verb (used with object), fas·ci·nat·ed, fas·ci·nat·ing.
verb (used without object), fas·ci·nat·ed, fas·ci·nat·ing.
Origin of fascinate
Synonyms for fascinate
Related Words for fascinatetantalize, overwhelm, beguile, animate, attract, seduce, transfix, please, titillate, enthrall, mesmerize, excite, bewitch, charm, tempt, enamor, delight, engage, thrill, intrigue
Examples from the Web for fascinate
Contemporary Examples of fascinate
His conservatism, which is more of a cultural than political kidney, seems to fascinate, delight or detract critics.Whit Stillman on the 20th Anniversary of ‘Barcelona’, His New Amazon Series, and the Myth of the Ugly Expat
August 10, 2014
The performances that shook Kansas City's underground culture decades ago still continues to fascinate onlookers today.Private Birthday Party: A Look at Kansas City’s Long Lost Drag Queens
April 9, 2014
The region continues to fascinate me and the number of interesting producers keeps growing and growing.What to Drink in 2014: 13 Chefs and Critics Picks
January 11, 2014
What does fascinate Jünger, and about which he has the most interesting things to say, is the issue of physical courage.David's Book Club: Storm of Steel
July 18, 2012
In death as in life fashion editor and muse Isabella Blow continues to fascinate.A Troubled Fashion Icon
November 30, 2010
Historical Examples of fascinate
Her singing especially seemed to enchant and fascinate the girl.Weighed and Wanting
He wished to try to fascinate her again, but she quieted him with a movement of her hands.The Dream
The subject of cannibals seemed especially to fascinate her.The Leopard Woman
Stewart Edward White
I'll tell you this much, there are implications about this case that fascinate me!We're Friends, Now
But the sound of Peter's narrative seemed to fascinate—to hypnotize him.The Vagrant Duke
verb (mainly tr)
Word Origin for fascinate
1590s, "bewitch, enchant," from Middle French fasciner (14c.), from Latin fascinatus, past participle of fascinare "bewitch, enchant, fascinate," from fascinus "spell, witchcraft," of uncertain origin.

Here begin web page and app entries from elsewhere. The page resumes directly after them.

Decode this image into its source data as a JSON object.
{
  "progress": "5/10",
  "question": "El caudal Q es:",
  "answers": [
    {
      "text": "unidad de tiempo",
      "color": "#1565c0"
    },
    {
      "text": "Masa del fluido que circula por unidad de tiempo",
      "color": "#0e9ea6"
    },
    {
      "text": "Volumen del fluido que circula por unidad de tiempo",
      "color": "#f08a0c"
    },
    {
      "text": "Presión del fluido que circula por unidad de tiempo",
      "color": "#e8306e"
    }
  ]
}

Possibly from Greek baskanos "bewitcher, sorcerer," with form influenced by Latin fari "speak" (see fame (n.)).
The Greek word might be from a Thracian equivalent of Greek phaskein "to say;" cf. also enchant, and German besprechen "to charm," from sprechen "to speak." Earliest used of witches and of serpents, who were said to be able to cast a spell by a look that rendered one unable to move or resist. Sense of "delight, attract" is first recorded 1815. Related: Fascinated; fascinating.